Items listed in a dataset
[Start of section]
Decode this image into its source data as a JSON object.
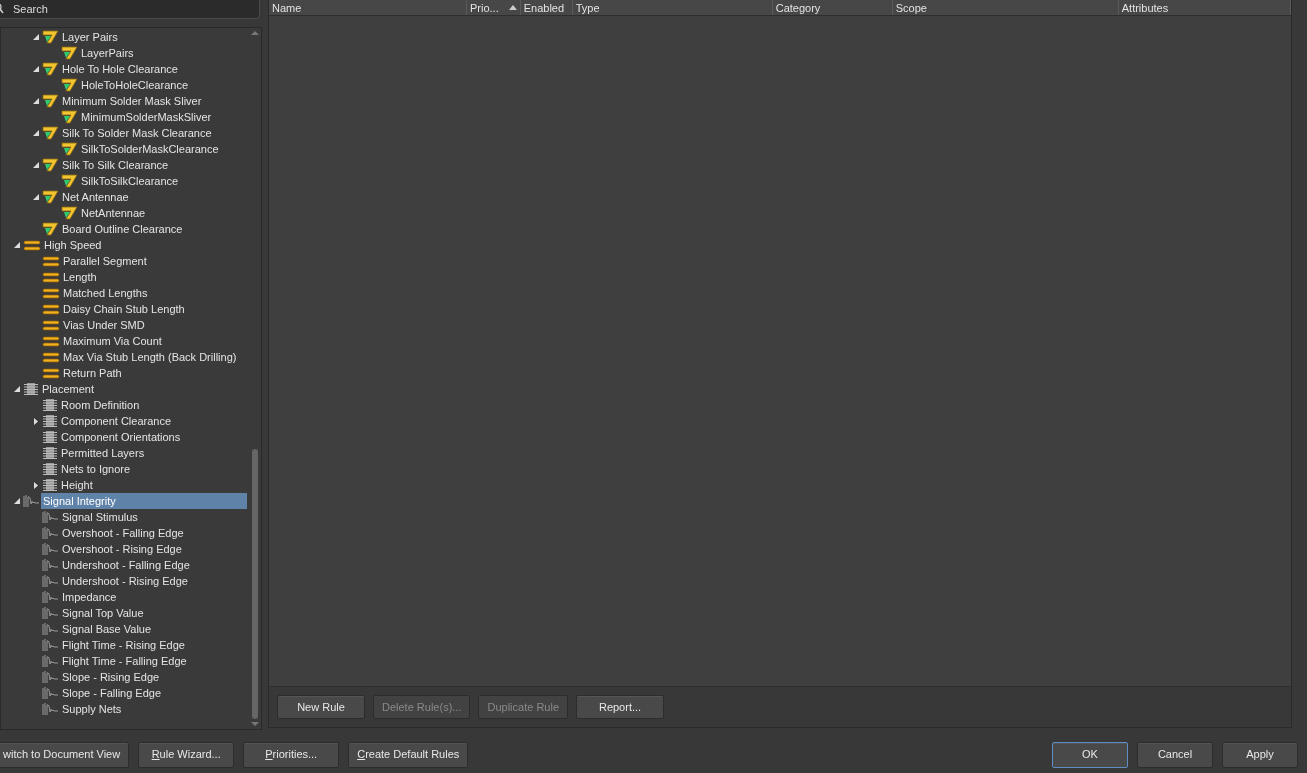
{
  "search": {
    "placeholder": "Search"
  },
  "tree": {
    "items": [
      {
        "children": [
          {
            "label": "Layer Pairs",
            "kind": "manufacturing",
            "selected": false,
            "expanded": true,
            "children": [
              {
                "label": "LayerPairs",
                "kind": "manufacturing",
                "selected": false
              }
            ]
          },
          {
            "label": "Hole To Hole Clearance",
            "kind": "manufacturing",
            "selected": false,
            "expanded": true,
            "children": [
              {
                "label": "HoleToHoleClearance",
                "kind": "manufacturing",
                "selected": false
              }
            ]
          },
          {
            "label": "Minimum Solder Mask Sliver",
            "kind": "manufacturing",
            "selected": false,
            "expanded": true,
            "children": [
              {
                "label": "MinimumSolderMaskSliver",
                "kind": "manufacturing",
                "selected": false
              }
            ]
          },
          {
            "label": "Silk To Solder Mask Clearance",
            "kind": "manufacturing",
            "selected": false,
            "expanded": true,
            "children": [
              {
                "label": "SilkToSolderMaskClearance",
                "kind": "manufacturing",
                "selected": false
              }
            ]
          },
          {
            "label": "Silk To Silk Clearance",
            "kind": "manufacturing",
            "selected": false,
            "expanded": true,
            "children": [
              {
                "label": "SilkToSilkClearance",
                "kind": "manufacturing",
                "selected": false
              }
            ]
          },
          {
            "label": "Net Antennae",
            "kind": "manufacturing",
            "selected": false,
            "expanded": true,
            "children": [
              {
                "label": "NetAntennae",
                "kind": "manufacturing",
                "selected": false
              }
            ]
          },
          {
            "label": "Board Outline Clearance",
            "kind": "manufacturing",
            "selected": false
          }
        ]
      },
      {
        "label": "High Speed",
        "kind": "high-speed",
        "selected": false,
        "expanded": true,
        "children": [
          {
            "label": "Parallel Segment",
            "kind": "high-speed",
            "selected": false
          },
          {
            "label": "Length",
            "kind": "high-speed",
            "selected": false
          },
          {
            "label": "Matched Lengths",
            "kind": "high-speed",
            "selected": false
          },
          {
            "label": "Daisy Chain Stub Length",
            "kind": "high-speed",
            "selected": false
          },
          {
            "label": "Vias Under SMD",
            "kind": "high-speed",
            "selected": false
          },
          {
            "label": "Maximum Via Count",
            "kind": "high-speed",
            "selected": false
          },
          {
            "label": "Max Via Stub Length (Back Drilling)",
            "kind": "high-speed",
            "selected": false
          },
          {
            "label": "Return Path",
            "kind": "high-speed",
            "selected": false
          }
        ]
      },
      {
        "label": "Placement",
        "kind": "placement",
        "selected": false,
        "expanded": true,
        "children": [
          {
            "label": "Room Definition",
            "kind": "placement",
            "selected": false
          },
          {
            "label": "Component Clearance",
            "kind": "placement",
            "selected": false,
            "expanded": false
          },
          {
            "label": "Component Orientations",
            "kind": "placement",
            "selected": false
          },
          {
            "label": "Permitted Layers",
            "kind": "placement",
            "selected": false
          },
          {
            "label": "Nets to Ignore",
            "kind": "placement",
            "selected": false
          },
          {
            "label": "Height",
            "kind": "placement",
            "selected": false,
            "expanded": false
          }
        ]
      },
      {
        "label": "Signal Integrity",
        "kind": "signal-integrity",
        "selected": true,
        "expanded": true,
        "children": [
          {
            "label": "Signal Stimulus",
            "kind": "signal-integrity",
            "selected": false
          },
          {
            "label": "Overshoot - Falling Edge",
            "kind": "signal-integrity",
            "selected": false
          },
          {
            "label": "Overshoot - Rising Edge",
            "kind": "signal-integrity",
            "selected": false
          },
          {
            "label": "Undershoot - Falling Edge",
            "kind": "signal-integrity",
            "selected": false
          },
          {
            "label": "Undershoot - Rising Edge",
            "kind": "signal-integrity",
            "selected": false
          },
          {
            "label": "Impedance",
            "kind": "signal-integrity",
            "selected": false
          },
          {
            "label": "Signal Top Value",
            "kind": "signal-integrity",
            "selected": false
          },
          {
            "label": "Signal Base Value",
            "kind": "signal-integrity",
            "selected": false
          },
          {
            "label": "Flight Time - Rising Edge",
            "kind": "signal-integrity",
            "selected": false
          },
          {
            "label": "Flight Time - Falling Edge",
            "kind": "signal-integrity",
            "selected": false
          },
          {
            "label": "Slope - Rising Edge",
            "kind": "signal-integrity",
            "selected": false
          },
          {
            "label": "Slope - Falling Edge",
            "kind": "signal-integrity",
            "selected": false
          },
          {
            "label": "Supply Nets",
            "kind": "signal-integrity",
            "selected": false
          }
        ]
      }
    ]
  },
  "table": {
    "columns": [
      {
        "label": "Name",
        "sorted": false
      },
      {
        "label": "Prio...",
        "sorted": true
      },
      {
        "label": "Enabled",
        "sorted": false
      },
      {
        "label": "Type",
        "sorted": false
      },
      {
        "label": "Category",
        "sorted": false
      },
      {
        "label": "Scope",
        "sorted": false
      },
      {
        "label": "Attributes",
        "sorted": false
      }
    ]
  },
  "rule_buttons": [
    {
      "label": "New Rule",
      "disabled": false
    },
    {
      "label": "Delete Rule(s)...",
      "disabled": true
    },
    {
      "label": "Duplicate Rule",
      "disabled": true
    },
    {
      "label": "Report...",
      "disabled": false
    }
  ],
  "footer_left_buttons": [
    {
      "label": "witch to Document View",
      "mnemonic": false
    },
    {
      "label": "Rule Wizard...",
      "mnemonic": true
    },
    {
      "label": "Priorities...",
      "mnemonic": true
    },
    {
      "label": "Create Default Rules",
      "mnemonic": true
    }
  ],
  "footer_right_buttons": [
    {
      "label": "OK",
      "default": true
    },
    {
      "label": "Cancel",
      "default": false
    },
    {
      "label": "Apply",
      "default": false
    }
  ]
}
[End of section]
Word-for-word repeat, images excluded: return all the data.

- RESPONSE TO THIS TASK
Decode this image into its source data as a JSON object.
{
  "search": {
    "placeholder": "Search"
  },
  "tree": {
    "items": [
      {
        "children": [
          {
            "label": "Layer Pairs",
            "kind": "manufacturing",
            "selected": false,
            "expanded": true,
            "children": [
              {
                "label": "LayerPairs",
                "kind": "manufacturing",
                "selected": false
              }
            ]
          },
          {
            "label": "Hole To Hole Clearance",
            "kind": "manufacturing",
            "selected": false,
            "expanded": true,
            "children": [
              {
                "label": "HoleToHoleClearance",
                "kind": "manufacturing",
                "selected": false
              }
            ]
          },
          {
            "label": "Minimum Solder Mask Sliver",
            "kind": "manufacturing",
            "selected": false,
            "expanded": true,
            "children": [
              {
                "label": "MinimumSolderMaskSliver",
                "kind": "manufacturing",
                "selected": false
              }
            ]
          },
          {
            "label": "Silk To Solder Mask Clearance",
            "kind": "manufacturing",
            "selected": false,
            "expanded": true,
            "children": [
              {
                "label": "SilkToSolderMaskClearance",
                "kind": "manufacturing",
                "selected": false
              }
            ]
          },
          {
            "label": "Silk To Silk Clearance",
            "kind": "manufacturing",
            "selected": false,
            "expanded": true,
            "children": [
              {
                "label": "SilkToSilkClearance",
                "kind": "manufacturing",
                "selected": false
              }
            ]
          },
          {
            "label": "Net Antennae",
            "kind": "manufacturing",
            "selected": false,
            "expanded": true,
            "children": [
              {
                "label": "NetAntennae",
                "kind": "manufacturing",
                "selected": false
              }
            ]
          },
          {
            "label": "Board Outline Clearance",
            "kind": "manufacturing",
            "selected": false
          }
        ]
      },
      {
        "label": "High Speed",
        "kind": "high-speed",
        "selected": false,
        "expanded": true,
        "children": [
          {
            "label": "Parallel Segment",
            "kind": "high-speed",
            "selected": false
          },
          {
            "label": "Length",
            "kind": "high-speed",
            "selected": false
          },
          {
            "label": "Matched Lengths",
            "kind": "high-speed",
            "selected": false
          },
          {
            "label": "Daisy Chain Stub Length",
            "kind": "high-speed",
            "selected": false
          },
          {
            "label": "Vias Under SMD",
            "kind": "high-speed",
            "selected": false
          },
          {
            "label": "Maximum Via Count",
            "kind": "high-speed",
            "selected": false
          },
          {
            "label": "Max Via Stub Length (Back Drilling)",
            "kind": "high-speed",
            "selected": false
          },
          {
            "label": "Return Path",
            "kind": "high-speed",
            "selected": false
          }
        ]
      },
      {
        "label": "Placement",
        "kind": "placement",
        "selected": false,
        "expanded": true,
        "children": [
          {
            "label": "Room Definition",
            "kind": "placement",
            "selected": false
          },
          {
            "label": "Component Clearance",
            "kind": "placement",
            "selected": false,
            "expanded": false
          },
          {
            "label": "Component Orientations",
            "kind": "placement",
            "selected": false
          },
          {
            "label": "Permitted Layers",
            "kind": "placement",
            "selected": false
          },
          {
            "label": "Nets to Ignore",
            "kind": "placement",
            "selected": false
          },
          {
            "label": "Height",
            "kind": "placement",
            "selected": false,
            "expanded": false
          }
        ]
      },
      {
        "label": "Signal Integrity",
        "kind": "signal-integrity",
        "selected": true,
        "expanded": true,
        "children": [
          {
            "label": "Signal Stimulus",
            "kind": "signal-integrity",
            "selected": false
          },
          {
            "label": "Overshoot - Falling Edge",
            "kind": "signal-integrity",
            "selected": false
          },
          {
            "label": "Overshoot - Rising Edge",
            "kind": "signal-integrity",
            "selected": false
          },
          {
            "label": "Undershoot - Falling Edge",
            "kind": "signal-integrity",
            "selected": false
          },
          {
            "label": "Undershoot - Rising Edge",
            "kind": "signal-integrity",
            "selected": false
          },
          {
            "label": "Impedance",
            "kind": "signal-integrity",
            "selected": false
          },
          {
            "label": "Signal Top Value",
            "kind": "signal-integrity",
            "selected": false
          },
          {
            "label": "Signal Base Value",
            "kind": "signal-integrity",
            "selected": false
          },
          {
            "label": "Flight Time - Rising Edge",
            "kind": "signal-integrity",
            "selected": false
          },
          {
            "label": "Flight Time - Falling Edge",
            "kind": "signal-integrity",
            "selected": false
          },
          {
            "label": "Slope - Rising Edge",
            "kind": "signal-integrity",
            "selected": false
          },
          {
            "label": "Slope - Falling Edge",
            "kind": "signal-integrity",
            "selected": false
          },
          {
            "label": "Supply Nets",
            "kind": "signal-integrity",
            "selected": false
          }
        ]
      }
    ]
  },
  "table": {
    "columns": [
      {
        "label": "Name",
        "sorted": false
      },
      {
        "label": "Prio...",
        "sorted": true
      },
      {
        "label": "Enabled",
        "sorted": false
      },
      {
        "label": "Type",
        "sorted": false
      },
      {
        "label": "Category",
        "sorted": false
      },
      {
        "label": "Scope",
        "sorted": false
      },
      {
        "label": "Attributes",
        "sorted": false
      }
    ]
  },
  "rule_buttons": [
    {
      "label": "New Rule",
      "disabled": false
    },
    {
      "label": "Delete Rule(s)...",
      "disabled": true
    },
    {
      "label": "Duplicate Rule",
      "disabled": true
    },
    {
      "label": "Report...",
      "disabled": false
    }
  ],
  "footer_left_buttons": [
    {
      "label": "witch to Document View",
      "mnemonic": false
    },
    {
      "label": "Rule Wizard...",
      "mnemonic": true
    },
    {
      "label": "Priorities...",
      "mnemonic": true
    },
    {
      "label": "Create Default Rules",
      "mnemonic": true
    }
  ],
  "footer_right_buttons": [
    {
      "label": "OK",
      "default": true
    },
    {
      "label": "Cancel",
      "default": false
    },
    {
      "label": "Apply",
      "default": false
    }
  ]
}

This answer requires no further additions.